14, £9000 tuition fees. The children are the future of this nation. The rich pensioners are not. But your party insists on bolstering the past while robbing from the nation’s future. It is sickening. My children will be paying for your follies long after you are gone.

15, Cuts in social care for the old that means hospital beds are blocked by them, making people waiting for treatment wait longer. Like in many areas you make cuts to get headlines but cost us more money in the long run.

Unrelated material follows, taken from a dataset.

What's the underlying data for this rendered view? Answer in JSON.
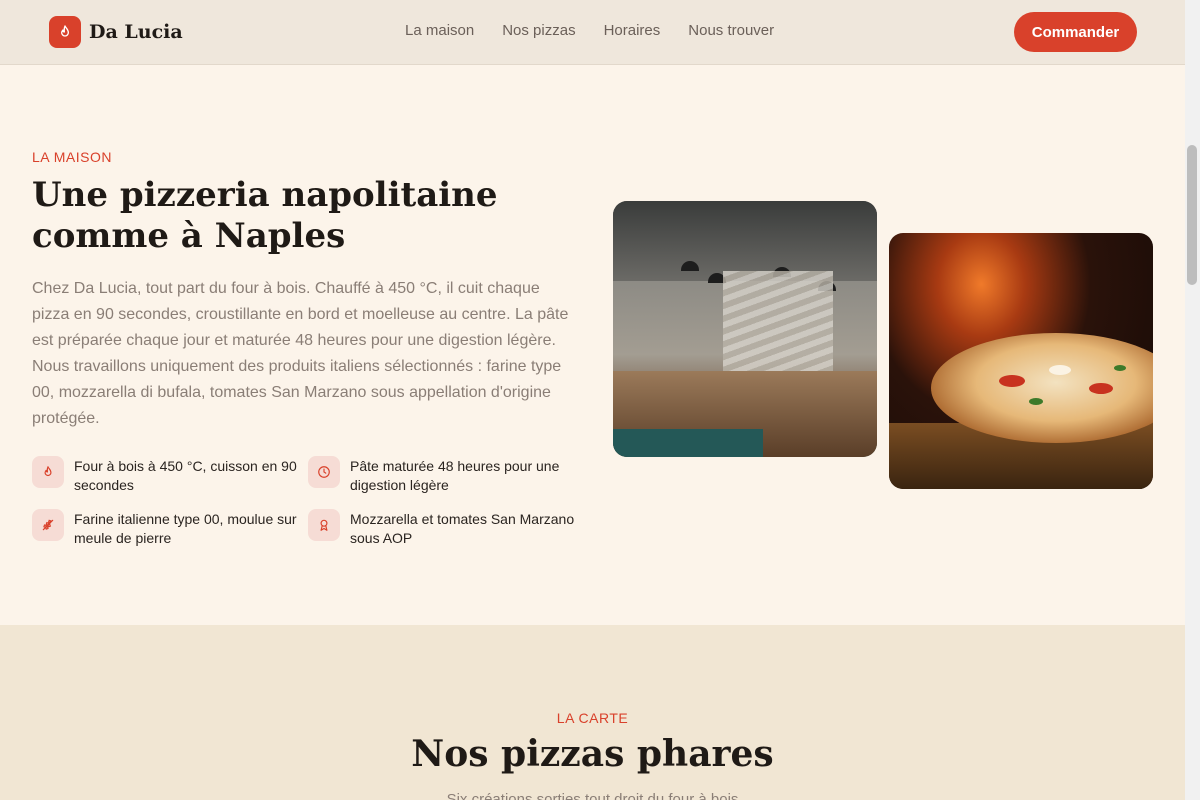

16, Protecting the wealthy, the privileged, the powerful. I see plenty of entertainers from the past have been in court – but not so many party colleague that perhaps frequented Dolphin Square. A cynical person might suggest we’re being offered these entertainers as a decoy. I also see plenty of bankers are still free to wander the streets after wrecking our economy, you’re still friends with them and blame Labour for their wrongdoing. Why are these bankers are not in prison? And why do those in desperate need who wrongly make benefit claims find themselves in prison but not former education secretaries who refurnish their kitchen(s) at our expense? On rule for one, eh?

17, The failure to make the likes of Vodafone pay the billions owed in taxes.

18, Closing libraries. What the actual fuck? Why not just go the whole way and burn books at torchlight parades?

I could list many more, but if I don’t put the shopping in the fridge soon some of it may spoil. And so that will do for now. I’m also a bit cross, so I’d rather go have a wagon wheel and some Fanta than bang my head against this uncaring brick wall any longer.

Mr Letwin, I would never ever vote for you or any of your party. You are the enemy of decency and fairness, your party has attacked and vilified the poor, made the poor hungry and sick, made the sick homeless and driven people to their deaths with your selfishness. The policies of your government since 2010 were an all-out war on the most desperate and needy people in our society, the people without a voice, all so you could hoard wealth for rich pensioners, non-doms and your corporate friends.

When children arrive at school hungry and without warm clothing there is something very sick at the top of our society. I am not a party loyalist – I haven’t even decided where my vote will go in May – but one thing is clear, it will never go to those who abuse the weakest members of our society. My late mother brought me up to believe in decency and kindness – and I am not one of those people who can stomach the cognitive dissonance of kneeling on a Sunday but voting to harm the poor on a Thursday.

Good day to you

Harry Neary